In response to the global economic crisis, the company carried out a restructuring of its operations in 2010. This process included the streamlining of its sales subsidiaries into a single company, Kokuyo Marketing Co., Ltd. The company also merged its furniture and office systems operations into Kokuyo Furniture Co.
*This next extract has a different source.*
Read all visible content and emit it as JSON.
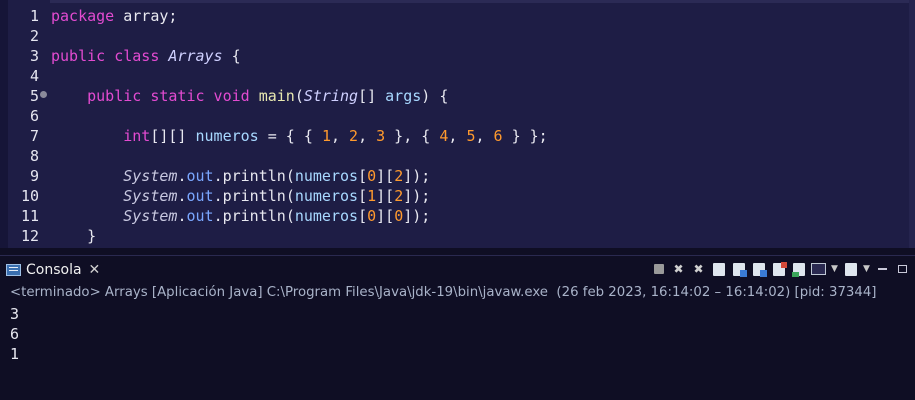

The company continued, however, to broaden its international reach. In 2010 Kokuyo formed an alliance with Pentel Co., Ltd., in order to distribute its stationery products to Europe and Russia, as well as to the Middle East and Africa. In 2011 the company made an entry into India, acquiring a 30 percent stake in publicly listed Camlin Ltd., one of that country's office supply leaders. Kokuyo then acquired an additional 20.3 percent in the Indian company, which changed its name to Kokuyo Camlin. Kokuyo followed up this purchase with the acquisition of the Mumbai-based notebook producer Riddhi Enterprises, for $8 million in 2013. The company then moved to raise its stake in Kokuyo Camlin, launching a buyout offer in late 2015. Kokuyo Camlin nonetheless retained its listing on the Bombay Stock Exchange.
Kokuyo saw success in its other international operations as well. The company's Thailand joint venture had initially focused on the business-to-business segment since its creation. In response to the growth of the home office market in Thailand, the joint venture took its first step into the business-to-consumer market, opening a 250-square-meter showroom in Bangkok's CentralWorld shopping complex in 2018.
M. L. Cohen
Iwami Paper Industry Co., Ltd.; Kokuyo Camlin Ltd. (India); Kokuyo Commerce (Shanghai) Co. Ltd. (China); Kokuyo Design Consultants (Shanghai) Ltd. (China); Kokuyo Engineering & Technology Co., Ltd.; Kokuyo Furniture (China) Co., Ltd.; Kokuyo International (Malaysia) Sdn. Bhd.; Kokuyo MVP Co., Ltd.; Kokuyo Product Shiga Co., Ltd.; Kokuyo Vietnam Co., Ltd.; Kokuyo Vietnam Trading Co., Ltd.; Kokuyo-Ik (Thailand) Co., Ltd.; Kokuyo International (Thailand) Co., Ltd.; S&T Logistics (Shanghai) Co., Ltd. (China); Wilkhahn Japan Co., Ltd.; Kokuyo Supply Logistics Co., Ltd.; Kokuyo Riddhi Paper Products Private Ltd. (India).
Furniture; Online and Catalog Sales and Retail; Stationery.
Imura Envelope Co., Ltd.; Mitsubishi Pencil Company Ltd.; Nippon Paper Crecia Co., Ltd.; NP Trading Co., Ltd.; Oji Holdings Corporation; Pilot Corporation; Sekisei Co., Ltd.
Agrawal, Shrija. “Japan's Kokuyo to Acquire Majority Stake in Stationery Maker Camlin.” VCCircle, August 16, 2016. Accessed July 20, 2018. https://www.vccircle.com/japan%C2%92s-kokuyo-acquire-majority-stake-stationery-maker-camlin .
Dutta, Diksha. “Kokuyo Camlin Sells Pre-school Chain Alpha Kids to Camlin Founders.” VCCircle, March 20, 2014. Accessed July 20, 2018. https://www.vccircle.com/kokuyo-camlin-sells-pre-school-chain-alpha-kids-camlin-founders/ .
“Japan's Kokuyo to Start Marketing Stationery in Vietnam.” AsiaPulse News, January 28, 2010.
“Kokuyo Camlin Informs about Business Updates.” Accord Fintech, October 1, 2015.
“Kokuyo Enters Indian Paper Notebook Sector, Acquires Riddhi Enterprises.” VCCircle, December 9, 2013. Accessed July 20, 2018. https://www.vccircle.com/kokuyo-enters-indian-paper-notebook-sector-acquires-riddhi-enterprises/ .
“Kokuyo Rolls Out ‘te.to.te’ iPad Application.” Professional Services Close-Up, June 16, 2012.
Rungfapaisarn, Kwanchai. “Expanding Kokuyo Branches into B2C Segment.” Nation (Thailand), March 31, 2018.